__WORK ORDER__: Your reply should be the complete data, reproduced exactly.

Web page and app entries
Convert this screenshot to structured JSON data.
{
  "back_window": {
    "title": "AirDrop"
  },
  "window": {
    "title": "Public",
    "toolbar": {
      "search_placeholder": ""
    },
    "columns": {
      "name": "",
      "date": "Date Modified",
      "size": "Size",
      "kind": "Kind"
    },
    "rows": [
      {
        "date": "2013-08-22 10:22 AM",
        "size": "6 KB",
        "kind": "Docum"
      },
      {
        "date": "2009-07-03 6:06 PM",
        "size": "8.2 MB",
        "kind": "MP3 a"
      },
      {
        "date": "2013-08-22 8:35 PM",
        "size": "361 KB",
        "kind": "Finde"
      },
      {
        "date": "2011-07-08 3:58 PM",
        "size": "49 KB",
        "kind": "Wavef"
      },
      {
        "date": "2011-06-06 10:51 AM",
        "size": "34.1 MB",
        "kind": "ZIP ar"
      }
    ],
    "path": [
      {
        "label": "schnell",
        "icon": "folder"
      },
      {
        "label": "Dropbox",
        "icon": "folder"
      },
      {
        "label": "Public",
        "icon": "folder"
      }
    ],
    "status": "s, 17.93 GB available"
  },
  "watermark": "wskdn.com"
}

__TASK RESULT__:
Convert this screenshot to structured JSON data.
{
  "back_window": {
    "title": "AirDrop"
  },
  "window": {
    "title": "Public",
    "toolbar": {
      "search_placeholder": ""
    },
    "columns": {
      "name": "",
      "date": "Date Modified",
      "size": "Size",
      "kind": "Kind"
    },
    "rows": [
      {
        "date": "2013-08-22 10:22 AM",
        "size": "6 KB",
        "kind": "Docum"
      },
      {
        "date": "2009-07-03 6:06 PM",
        "size": "8.2 MB",
        "kind": "MP3 a"
      },
      {
        "date": "2013-08-22 8:35 PM",
        "size": "361 KB",
        "kind": "Finde"
      },
      {
        "date": "2011-07-08 3:58 PM",
        "size": "49 KB",
        "kind": "Wavef"
      },
      {
        "date": "2011-06-06 10:51 AM",
        "size": "34.1 MB",
        "kind": "ZIP ar"
      }
    ],
    "path": [
      {
        "label": "schnell",
        "icon": "folder"
      },
      {
        "label": "Dropbox",
        "icon": "folder"
      },
      {
        "label": "Public",
        "icon": "folder"
      }
    ],
    "status": "s, 17.93 GB available"
  },
  "watermark": "wskdn.com"
}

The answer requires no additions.